Wildlife Reserves Singapore has been committed to Proboscis monkey (Nasalis larvatus) conservation since 2004, when the first comprehensive statewide survey of the species’ population and conservation status was conducted in Sabah, East Malaysia. Proboscis monkeys are “Endangered” and endemic to the island of Borneo. The species is a habitat specialist that is adapted to live mainly in swamp forests along rivers but these habitats are increasingly lost and fragmented through logging and rapid forest conversion for agriculture like oil palm. Trends of habitat loss observed a decade on indicate that the species may be declining more rapidly than expected.

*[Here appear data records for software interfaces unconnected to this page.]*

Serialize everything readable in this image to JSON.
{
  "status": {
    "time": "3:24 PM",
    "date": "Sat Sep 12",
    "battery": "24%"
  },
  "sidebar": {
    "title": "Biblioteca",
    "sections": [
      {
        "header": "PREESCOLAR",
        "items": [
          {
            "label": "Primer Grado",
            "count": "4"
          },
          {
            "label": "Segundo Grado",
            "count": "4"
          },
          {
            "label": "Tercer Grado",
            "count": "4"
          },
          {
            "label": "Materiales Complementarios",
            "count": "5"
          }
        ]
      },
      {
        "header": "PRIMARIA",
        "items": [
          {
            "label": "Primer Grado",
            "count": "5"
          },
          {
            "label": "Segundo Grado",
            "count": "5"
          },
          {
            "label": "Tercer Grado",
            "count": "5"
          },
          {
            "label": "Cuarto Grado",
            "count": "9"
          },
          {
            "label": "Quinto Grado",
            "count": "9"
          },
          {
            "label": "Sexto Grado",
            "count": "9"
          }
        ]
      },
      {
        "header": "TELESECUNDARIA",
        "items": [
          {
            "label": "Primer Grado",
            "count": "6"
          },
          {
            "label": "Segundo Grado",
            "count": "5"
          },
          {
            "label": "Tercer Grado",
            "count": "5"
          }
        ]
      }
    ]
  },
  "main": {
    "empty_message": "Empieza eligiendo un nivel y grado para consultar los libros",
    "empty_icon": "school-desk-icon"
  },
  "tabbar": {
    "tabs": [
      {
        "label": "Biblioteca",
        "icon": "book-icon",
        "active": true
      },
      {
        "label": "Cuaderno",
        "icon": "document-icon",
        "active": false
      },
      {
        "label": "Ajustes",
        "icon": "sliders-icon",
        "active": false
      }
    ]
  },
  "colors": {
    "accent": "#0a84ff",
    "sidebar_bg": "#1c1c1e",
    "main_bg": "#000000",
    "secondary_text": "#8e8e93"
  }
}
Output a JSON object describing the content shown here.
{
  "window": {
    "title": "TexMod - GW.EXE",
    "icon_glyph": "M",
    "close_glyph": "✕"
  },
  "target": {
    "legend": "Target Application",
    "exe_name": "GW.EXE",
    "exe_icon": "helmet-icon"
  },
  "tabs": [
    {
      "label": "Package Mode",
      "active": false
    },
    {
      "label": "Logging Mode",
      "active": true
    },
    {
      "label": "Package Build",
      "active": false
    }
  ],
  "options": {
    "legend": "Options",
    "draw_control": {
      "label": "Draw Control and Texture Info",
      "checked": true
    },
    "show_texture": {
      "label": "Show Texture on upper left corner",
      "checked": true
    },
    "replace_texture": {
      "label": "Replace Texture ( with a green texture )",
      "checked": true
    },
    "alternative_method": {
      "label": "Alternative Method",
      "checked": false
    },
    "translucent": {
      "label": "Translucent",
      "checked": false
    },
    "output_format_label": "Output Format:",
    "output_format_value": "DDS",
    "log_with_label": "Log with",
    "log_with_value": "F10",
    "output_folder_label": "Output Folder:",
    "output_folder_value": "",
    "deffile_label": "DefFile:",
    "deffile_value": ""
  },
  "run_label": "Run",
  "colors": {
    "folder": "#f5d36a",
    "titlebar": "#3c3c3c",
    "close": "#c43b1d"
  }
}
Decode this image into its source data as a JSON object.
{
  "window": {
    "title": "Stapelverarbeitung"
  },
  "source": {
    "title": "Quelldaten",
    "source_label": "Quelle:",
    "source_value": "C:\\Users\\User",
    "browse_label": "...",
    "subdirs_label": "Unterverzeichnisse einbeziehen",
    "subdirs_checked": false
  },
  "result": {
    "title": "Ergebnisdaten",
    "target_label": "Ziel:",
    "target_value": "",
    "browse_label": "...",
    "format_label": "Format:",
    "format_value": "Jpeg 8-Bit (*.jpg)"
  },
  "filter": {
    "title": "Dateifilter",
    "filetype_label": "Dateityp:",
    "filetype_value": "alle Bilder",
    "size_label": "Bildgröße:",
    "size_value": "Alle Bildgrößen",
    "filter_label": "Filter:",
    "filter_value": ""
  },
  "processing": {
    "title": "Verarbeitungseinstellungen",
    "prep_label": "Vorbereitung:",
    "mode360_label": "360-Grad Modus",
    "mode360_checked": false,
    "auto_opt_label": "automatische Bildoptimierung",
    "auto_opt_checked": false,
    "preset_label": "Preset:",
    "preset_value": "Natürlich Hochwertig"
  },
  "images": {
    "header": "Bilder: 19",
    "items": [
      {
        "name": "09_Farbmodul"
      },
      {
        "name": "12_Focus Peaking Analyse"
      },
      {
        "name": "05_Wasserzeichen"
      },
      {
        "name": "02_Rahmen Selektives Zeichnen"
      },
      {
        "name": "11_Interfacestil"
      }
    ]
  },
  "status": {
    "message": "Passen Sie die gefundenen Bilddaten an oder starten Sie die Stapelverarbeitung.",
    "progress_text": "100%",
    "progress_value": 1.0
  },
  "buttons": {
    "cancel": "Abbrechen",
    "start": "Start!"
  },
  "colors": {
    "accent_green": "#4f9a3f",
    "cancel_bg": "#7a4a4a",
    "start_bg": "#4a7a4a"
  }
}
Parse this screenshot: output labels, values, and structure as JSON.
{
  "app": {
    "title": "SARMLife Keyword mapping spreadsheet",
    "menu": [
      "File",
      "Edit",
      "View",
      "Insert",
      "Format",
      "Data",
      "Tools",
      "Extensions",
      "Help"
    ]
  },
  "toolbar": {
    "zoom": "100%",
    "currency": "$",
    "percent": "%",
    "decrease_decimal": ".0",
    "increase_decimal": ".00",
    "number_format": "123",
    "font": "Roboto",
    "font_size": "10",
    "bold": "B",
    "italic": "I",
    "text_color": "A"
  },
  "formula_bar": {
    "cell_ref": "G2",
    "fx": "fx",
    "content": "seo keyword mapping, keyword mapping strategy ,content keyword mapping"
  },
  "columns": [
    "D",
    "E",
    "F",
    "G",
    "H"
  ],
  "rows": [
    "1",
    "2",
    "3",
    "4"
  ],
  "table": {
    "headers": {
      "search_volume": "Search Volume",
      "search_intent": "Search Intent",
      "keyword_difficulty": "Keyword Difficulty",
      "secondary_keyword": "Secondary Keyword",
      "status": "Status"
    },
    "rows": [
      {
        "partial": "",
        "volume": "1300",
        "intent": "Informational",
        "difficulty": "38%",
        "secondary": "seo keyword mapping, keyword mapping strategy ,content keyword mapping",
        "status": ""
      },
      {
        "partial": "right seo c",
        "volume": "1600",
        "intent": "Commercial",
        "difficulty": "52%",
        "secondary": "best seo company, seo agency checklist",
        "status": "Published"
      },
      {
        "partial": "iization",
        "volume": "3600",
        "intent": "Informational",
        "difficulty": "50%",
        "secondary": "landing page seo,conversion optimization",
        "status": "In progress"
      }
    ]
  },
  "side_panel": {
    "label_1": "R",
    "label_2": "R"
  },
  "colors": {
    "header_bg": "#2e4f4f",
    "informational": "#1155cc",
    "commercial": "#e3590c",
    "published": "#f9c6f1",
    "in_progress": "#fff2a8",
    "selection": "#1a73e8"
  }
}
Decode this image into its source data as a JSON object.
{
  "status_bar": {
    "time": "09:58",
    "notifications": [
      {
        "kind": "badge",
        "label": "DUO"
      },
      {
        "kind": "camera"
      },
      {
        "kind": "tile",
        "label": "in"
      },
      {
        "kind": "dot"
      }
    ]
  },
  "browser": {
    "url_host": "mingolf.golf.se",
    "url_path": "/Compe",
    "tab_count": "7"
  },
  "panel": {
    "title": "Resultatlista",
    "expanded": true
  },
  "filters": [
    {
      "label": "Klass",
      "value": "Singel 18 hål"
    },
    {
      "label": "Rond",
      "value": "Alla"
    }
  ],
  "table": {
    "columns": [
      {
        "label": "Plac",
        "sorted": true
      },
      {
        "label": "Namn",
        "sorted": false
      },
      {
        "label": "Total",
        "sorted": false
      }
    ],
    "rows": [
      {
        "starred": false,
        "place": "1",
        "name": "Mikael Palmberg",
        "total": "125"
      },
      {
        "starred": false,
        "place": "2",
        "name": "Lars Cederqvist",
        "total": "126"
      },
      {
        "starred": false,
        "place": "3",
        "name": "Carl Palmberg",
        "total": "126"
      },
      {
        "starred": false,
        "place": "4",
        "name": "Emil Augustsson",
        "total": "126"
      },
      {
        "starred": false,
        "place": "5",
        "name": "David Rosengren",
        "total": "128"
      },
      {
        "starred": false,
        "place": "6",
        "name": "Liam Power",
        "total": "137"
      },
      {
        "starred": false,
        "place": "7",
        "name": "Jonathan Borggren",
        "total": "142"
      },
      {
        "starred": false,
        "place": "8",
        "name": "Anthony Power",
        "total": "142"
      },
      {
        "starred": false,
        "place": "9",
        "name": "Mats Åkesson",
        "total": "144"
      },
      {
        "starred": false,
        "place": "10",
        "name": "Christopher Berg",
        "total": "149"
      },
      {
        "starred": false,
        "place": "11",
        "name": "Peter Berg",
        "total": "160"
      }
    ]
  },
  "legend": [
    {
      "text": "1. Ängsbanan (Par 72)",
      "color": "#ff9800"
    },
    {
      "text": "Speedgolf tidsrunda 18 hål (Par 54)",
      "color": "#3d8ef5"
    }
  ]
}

At the XXIV International Primatological Society Congress Meeting in 2012, increasing threats to the Proboscis monkey was recognized with the species listed amongst 16 highly threatened species. WRS supported a study to reassess the status and extinction risk of proboscis monkeys in Sabah, East Malaysia and Balikpapan Bay, Kalimantan to strengthen our current understanding of the conservation status of the proboscis monkey and improve efforts for the conservation of the species.

Top: Proboscis monkey live mainly in swampy habitats along rivers.
Bottom: Habitat loss and fragmentation due to conversion of proboscis monkey habitats to palm oil plantations.

Scaling up Efforts to Combat Bali’s Illegal Wildlife Trade

Wildlife Reserves Singapore is providing funding support to TRAFFIC for an in-depth assessment on illegal wildlife trade in Bali, which has never been done before. TRAFFIC, the wildlife trade monitoring network, works to ensure that trade in wild plants and animals is not a threat to the conservation of nature. TRAFFIC’s global network is research-driven, action-oriented, and committed to delivering innovative and practical solutions to wildlife trade issues based on the latest information.

This project will ensure better understanding of the issues and we will be
better placed to assist enforcement in their efforts to eliminate the illegal
trade of wildlife in Bali (general wildlife trade, but also ivory and dugong

Peer reviewed reports produced by TRAFFIC have led to increased pressure on the countries identified as not taking action to shut don't the illegal trade and we will with partners to ensure relevant and current information is widely used to inform decision makers and to raise awareness among the general public.

Top: Macaques for sale [©Chris R. Shepherd/TRAFFIC Southeast Asia]
Bottom: Typical bird market, Indonesia [©Chris R. Shepherd/TRAFFIC Southeast Asia]